*Assigned task*
Please report how many lines in the records below contain the word "Appointment", giving only that number.

(Records from a collection)
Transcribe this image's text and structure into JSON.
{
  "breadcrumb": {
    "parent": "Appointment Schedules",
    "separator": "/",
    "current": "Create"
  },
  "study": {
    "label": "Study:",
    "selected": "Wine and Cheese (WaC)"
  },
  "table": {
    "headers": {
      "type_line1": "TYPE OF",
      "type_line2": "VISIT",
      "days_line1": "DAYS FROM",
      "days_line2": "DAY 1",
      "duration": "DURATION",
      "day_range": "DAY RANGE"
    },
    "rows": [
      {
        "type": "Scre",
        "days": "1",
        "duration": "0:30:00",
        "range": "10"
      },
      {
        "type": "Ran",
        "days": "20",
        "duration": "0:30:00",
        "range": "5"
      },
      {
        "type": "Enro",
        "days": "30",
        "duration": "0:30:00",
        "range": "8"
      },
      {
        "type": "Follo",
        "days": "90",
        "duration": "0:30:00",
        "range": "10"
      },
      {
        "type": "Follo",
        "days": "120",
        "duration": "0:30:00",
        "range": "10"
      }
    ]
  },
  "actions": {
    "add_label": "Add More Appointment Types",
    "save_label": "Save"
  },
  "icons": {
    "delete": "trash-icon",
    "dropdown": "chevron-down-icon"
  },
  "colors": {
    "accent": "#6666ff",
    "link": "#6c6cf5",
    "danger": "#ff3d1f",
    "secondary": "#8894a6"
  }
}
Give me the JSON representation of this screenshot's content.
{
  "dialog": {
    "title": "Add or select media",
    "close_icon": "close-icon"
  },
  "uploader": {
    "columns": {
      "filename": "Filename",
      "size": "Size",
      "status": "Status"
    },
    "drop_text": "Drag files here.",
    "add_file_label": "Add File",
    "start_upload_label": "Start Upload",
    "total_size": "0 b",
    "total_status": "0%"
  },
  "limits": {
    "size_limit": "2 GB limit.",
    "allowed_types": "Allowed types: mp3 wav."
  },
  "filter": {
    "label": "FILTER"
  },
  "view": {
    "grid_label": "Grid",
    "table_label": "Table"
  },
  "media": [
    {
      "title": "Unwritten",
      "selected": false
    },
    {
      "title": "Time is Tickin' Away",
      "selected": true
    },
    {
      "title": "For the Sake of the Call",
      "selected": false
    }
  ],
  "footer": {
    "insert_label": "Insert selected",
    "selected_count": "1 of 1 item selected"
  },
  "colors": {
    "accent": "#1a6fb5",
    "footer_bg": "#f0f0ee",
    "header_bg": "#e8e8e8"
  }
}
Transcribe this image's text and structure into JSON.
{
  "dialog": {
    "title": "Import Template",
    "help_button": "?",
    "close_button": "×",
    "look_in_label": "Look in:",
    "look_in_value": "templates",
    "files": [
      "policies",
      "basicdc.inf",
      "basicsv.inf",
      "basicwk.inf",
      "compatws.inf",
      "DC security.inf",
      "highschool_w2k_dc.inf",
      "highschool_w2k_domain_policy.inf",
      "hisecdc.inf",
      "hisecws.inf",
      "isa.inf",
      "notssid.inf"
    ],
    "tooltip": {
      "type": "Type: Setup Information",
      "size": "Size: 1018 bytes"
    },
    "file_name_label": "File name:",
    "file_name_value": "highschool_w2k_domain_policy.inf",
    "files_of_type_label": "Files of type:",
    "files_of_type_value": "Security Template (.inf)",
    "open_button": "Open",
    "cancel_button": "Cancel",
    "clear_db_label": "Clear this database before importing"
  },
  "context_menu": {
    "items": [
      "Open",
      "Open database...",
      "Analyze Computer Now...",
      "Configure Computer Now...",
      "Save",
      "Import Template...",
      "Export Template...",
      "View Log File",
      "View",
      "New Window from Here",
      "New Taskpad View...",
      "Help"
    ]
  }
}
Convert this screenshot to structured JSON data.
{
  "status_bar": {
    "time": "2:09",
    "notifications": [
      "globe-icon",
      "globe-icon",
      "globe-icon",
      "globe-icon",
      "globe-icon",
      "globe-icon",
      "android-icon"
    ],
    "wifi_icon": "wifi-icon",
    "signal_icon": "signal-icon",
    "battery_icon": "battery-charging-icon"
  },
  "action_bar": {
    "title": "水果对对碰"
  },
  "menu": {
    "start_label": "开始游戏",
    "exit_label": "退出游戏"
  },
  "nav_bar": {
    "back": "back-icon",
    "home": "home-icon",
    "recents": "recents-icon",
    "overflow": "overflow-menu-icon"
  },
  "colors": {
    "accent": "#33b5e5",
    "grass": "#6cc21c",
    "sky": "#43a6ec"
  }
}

*Output*
2